%%
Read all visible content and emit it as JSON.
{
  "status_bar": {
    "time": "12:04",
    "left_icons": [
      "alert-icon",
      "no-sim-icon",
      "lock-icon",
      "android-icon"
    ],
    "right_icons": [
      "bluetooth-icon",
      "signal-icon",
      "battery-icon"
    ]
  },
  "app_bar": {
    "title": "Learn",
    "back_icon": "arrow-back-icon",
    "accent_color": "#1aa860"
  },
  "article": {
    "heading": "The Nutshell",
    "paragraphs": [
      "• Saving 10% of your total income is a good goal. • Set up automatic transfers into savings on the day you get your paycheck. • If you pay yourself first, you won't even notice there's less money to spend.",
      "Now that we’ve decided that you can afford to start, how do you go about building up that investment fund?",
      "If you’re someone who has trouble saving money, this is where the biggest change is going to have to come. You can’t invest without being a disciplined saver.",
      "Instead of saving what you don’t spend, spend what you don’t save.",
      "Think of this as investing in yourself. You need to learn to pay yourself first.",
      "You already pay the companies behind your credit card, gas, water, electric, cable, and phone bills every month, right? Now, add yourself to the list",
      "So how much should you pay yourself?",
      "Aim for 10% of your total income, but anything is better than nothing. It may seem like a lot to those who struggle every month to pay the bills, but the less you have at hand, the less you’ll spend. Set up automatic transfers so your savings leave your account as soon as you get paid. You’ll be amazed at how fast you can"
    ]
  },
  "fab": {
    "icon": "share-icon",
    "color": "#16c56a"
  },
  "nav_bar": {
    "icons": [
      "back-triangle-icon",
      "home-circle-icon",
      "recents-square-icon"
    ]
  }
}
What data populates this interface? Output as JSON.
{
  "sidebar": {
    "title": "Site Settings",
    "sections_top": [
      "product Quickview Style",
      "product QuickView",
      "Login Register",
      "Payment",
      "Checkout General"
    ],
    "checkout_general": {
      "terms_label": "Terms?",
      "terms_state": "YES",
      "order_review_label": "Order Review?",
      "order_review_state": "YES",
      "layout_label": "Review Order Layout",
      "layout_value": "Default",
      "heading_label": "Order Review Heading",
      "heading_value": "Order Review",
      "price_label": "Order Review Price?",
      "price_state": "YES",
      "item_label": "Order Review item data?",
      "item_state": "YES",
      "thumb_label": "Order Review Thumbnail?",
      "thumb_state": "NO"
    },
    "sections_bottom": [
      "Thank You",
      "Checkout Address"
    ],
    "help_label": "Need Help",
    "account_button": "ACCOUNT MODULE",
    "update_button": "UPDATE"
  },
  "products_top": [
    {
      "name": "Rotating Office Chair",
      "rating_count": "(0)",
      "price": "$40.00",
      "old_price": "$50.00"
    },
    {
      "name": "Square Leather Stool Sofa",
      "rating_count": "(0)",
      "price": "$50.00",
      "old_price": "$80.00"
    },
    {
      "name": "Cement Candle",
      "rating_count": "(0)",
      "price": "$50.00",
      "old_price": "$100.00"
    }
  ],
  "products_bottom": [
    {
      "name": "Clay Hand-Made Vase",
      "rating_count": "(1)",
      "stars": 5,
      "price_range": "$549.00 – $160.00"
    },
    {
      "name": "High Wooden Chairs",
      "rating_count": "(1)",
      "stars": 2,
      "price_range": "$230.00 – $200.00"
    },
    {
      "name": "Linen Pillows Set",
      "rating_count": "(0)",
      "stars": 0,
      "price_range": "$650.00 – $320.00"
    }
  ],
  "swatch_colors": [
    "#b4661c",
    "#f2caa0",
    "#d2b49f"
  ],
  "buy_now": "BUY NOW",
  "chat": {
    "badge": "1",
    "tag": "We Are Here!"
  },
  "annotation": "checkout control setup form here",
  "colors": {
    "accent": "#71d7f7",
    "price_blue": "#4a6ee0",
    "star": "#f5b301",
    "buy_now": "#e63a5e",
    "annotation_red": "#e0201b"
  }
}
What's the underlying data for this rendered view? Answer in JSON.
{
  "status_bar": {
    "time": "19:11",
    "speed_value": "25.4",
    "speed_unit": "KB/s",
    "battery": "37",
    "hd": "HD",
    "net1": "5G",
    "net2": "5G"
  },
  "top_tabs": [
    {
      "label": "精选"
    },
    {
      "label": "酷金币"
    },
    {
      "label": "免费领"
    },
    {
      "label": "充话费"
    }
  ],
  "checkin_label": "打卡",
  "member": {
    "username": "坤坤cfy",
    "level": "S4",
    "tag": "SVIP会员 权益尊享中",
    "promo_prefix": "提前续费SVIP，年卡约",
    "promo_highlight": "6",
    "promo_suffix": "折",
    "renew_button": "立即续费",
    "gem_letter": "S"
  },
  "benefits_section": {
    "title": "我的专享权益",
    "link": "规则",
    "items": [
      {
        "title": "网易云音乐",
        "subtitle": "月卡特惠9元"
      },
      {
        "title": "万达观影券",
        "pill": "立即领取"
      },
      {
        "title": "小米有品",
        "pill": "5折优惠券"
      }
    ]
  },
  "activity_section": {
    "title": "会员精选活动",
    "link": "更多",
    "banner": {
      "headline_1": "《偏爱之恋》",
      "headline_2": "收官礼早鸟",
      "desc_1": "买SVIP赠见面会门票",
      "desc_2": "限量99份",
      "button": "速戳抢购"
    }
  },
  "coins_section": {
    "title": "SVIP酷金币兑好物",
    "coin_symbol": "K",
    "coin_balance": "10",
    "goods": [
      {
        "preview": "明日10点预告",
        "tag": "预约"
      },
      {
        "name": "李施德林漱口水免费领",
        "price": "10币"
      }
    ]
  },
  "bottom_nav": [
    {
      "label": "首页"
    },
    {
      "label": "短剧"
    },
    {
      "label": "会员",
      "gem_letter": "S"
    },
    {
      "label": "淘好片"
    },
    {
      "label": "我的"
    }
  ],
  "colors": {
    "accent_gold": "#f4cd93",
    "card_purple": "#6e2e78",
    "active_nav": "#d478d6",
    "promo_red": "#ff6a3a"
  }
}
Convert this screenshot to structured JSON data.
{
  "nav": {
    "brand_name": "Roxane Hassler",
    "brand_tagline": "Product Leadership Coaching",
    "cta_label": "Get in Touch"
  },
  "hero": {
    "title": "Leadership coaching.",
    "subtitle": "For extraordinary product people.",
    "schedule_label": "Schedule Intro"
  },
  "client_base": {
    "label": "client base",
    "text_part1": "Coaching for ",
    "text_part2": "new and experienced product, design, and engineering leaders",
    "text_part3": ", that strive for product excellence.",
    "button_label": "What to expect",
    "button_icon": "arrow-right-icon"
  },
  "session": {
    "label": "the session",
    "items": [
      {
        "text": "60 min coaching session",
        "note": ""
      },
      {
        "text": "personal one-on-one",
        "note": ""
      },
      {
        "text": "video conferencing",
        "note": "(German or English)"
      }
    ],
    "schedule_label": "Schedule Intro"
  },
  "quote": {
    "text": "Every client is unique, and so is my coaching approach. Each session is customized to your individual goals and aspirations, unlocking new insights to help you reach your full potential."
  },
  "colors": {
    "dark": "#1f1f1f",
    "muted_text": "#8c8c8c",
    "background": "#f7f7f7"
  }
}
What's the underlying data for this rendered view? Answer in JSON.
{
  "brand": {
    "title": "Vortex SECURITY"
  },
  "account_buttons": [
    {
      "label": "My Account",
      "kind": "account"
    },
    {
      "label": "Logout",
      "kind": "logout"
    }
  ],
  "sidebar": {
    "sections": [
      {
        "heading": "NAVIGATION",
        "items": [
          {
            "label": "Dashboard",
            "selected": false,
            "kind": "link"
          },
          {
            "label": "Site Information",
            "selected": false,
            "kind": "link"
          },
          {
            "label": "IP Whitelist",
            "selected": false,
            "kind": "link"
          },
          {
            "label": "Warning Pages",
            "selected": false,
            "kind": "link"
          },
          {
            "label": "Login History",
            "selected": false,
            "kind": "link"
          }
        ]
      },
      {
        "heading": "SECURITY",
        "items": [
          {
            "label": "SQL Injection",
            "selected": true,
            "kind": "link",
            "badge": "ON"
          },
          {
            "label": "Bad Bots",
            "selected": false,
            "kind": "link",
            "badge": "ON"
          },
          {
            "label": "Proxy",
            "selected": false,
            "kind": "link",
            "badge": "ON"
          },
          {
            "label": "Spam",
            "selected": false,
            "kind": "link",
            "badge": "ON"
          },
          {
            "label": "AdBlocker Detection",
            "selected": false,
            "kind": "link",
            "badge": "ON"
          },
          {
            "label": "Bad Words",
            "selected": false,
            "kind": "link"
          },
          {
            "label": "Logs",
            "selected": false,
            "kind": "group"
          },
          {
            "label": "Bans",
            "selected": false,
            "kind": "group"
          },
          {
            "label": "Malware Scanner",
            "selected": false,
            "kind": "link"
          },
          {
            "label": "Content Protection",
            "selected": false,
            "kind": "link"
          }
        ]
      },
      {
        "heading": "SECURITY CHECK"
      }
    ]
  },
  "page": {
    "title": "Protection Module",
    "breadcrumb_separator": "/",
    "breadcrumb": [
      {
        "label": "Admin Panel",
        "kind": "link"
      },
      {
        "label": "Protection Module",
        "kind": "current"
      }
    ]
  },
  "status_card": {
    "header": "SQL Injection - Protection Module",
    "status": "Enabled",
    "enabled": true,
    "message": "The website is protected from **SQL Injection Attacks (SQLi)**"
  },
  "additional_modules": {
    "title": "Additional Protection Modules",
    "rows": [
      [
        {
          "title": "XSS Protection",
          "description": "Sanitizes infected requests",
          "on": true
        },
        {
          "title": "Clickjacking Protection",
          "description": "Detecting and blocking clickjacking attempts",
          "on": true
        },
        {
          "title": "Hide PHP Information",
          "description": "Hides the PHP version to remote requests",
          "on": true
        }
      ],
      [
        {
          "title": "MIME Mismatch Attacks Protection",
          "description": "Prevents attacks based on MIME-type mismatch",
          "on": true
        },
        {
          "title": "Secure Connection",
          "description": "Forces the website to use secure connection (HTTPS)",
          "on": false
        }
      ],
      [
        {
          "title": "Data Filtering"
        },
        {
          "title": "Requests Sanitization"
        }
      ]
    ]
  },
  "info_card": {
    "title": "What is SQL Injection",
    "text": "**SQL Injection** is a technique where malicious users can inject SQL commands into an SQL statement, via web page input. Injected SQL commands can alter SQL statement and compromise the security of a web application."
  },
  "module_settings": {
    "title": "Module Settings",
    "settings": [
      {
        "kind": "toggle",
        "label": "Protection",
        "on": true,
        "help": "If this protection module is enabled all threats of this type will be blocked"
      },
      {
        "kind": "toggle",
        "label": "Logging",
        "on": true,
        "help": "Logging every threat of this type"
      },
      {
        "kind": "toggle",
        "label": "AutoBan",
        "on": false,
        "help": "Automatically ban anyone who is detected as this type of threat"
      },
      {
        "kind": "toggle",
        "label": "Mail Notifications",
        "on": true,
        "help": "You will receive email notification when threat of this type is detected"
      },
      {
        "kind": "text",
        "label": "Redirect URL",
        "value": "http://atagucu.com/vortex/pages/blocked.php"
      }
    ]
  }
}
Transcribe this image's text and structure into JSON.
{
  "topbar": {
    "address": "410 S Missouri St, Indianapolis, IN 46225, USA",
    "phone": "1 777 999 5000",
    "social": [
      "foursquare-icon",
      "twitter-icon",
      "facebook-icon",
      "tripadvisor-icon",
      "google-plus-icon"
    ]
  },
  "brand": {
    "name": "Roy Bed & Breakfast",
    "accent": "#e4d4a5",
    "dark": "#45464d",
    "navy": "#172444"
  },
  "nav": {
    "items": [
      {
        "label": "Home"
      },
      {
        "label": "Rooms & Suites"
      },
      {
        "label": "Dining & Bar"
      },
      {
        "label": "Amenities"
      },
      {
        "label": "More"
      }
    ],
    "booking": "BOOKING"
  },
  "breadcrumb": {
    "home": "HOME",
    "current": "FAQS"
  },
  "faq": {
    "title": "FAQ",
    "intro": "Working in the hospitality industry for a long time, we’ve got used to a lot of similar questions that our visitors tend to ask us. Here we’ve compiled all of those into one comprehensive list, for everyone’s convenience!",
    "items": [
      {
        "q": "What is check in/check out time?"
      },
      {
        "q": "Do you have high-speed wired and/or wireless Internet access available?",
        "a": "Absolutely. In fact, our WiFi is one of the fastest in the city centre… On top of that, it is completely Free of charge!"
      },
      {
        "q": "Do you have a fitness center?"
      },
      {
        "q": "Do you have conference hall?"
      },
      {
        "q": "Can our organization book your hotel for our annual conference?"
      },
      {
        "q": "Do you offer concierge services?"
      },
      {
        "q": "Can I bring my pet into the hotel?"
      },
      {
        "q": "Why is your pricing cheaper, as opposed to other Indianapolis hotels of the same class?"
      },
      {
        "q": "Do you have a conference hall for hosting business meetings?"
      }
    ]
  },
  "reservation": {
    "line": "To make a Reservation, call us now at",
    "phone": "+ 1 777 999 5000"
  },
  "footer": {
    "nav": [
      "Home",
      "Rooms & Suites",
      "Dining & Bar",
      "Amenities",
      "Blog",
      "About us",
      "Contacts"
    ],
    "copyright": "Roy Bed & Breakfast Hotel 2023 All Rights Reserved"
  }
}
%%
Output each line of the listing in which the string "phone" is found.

      "You already pay the companies behind your credit card, gas, water, electric, cable, and phone bills every month, right? Now, add yourself to the list",
    "phone": "1 777 999 5000",
    "phone": "+ 1 777 999 5000"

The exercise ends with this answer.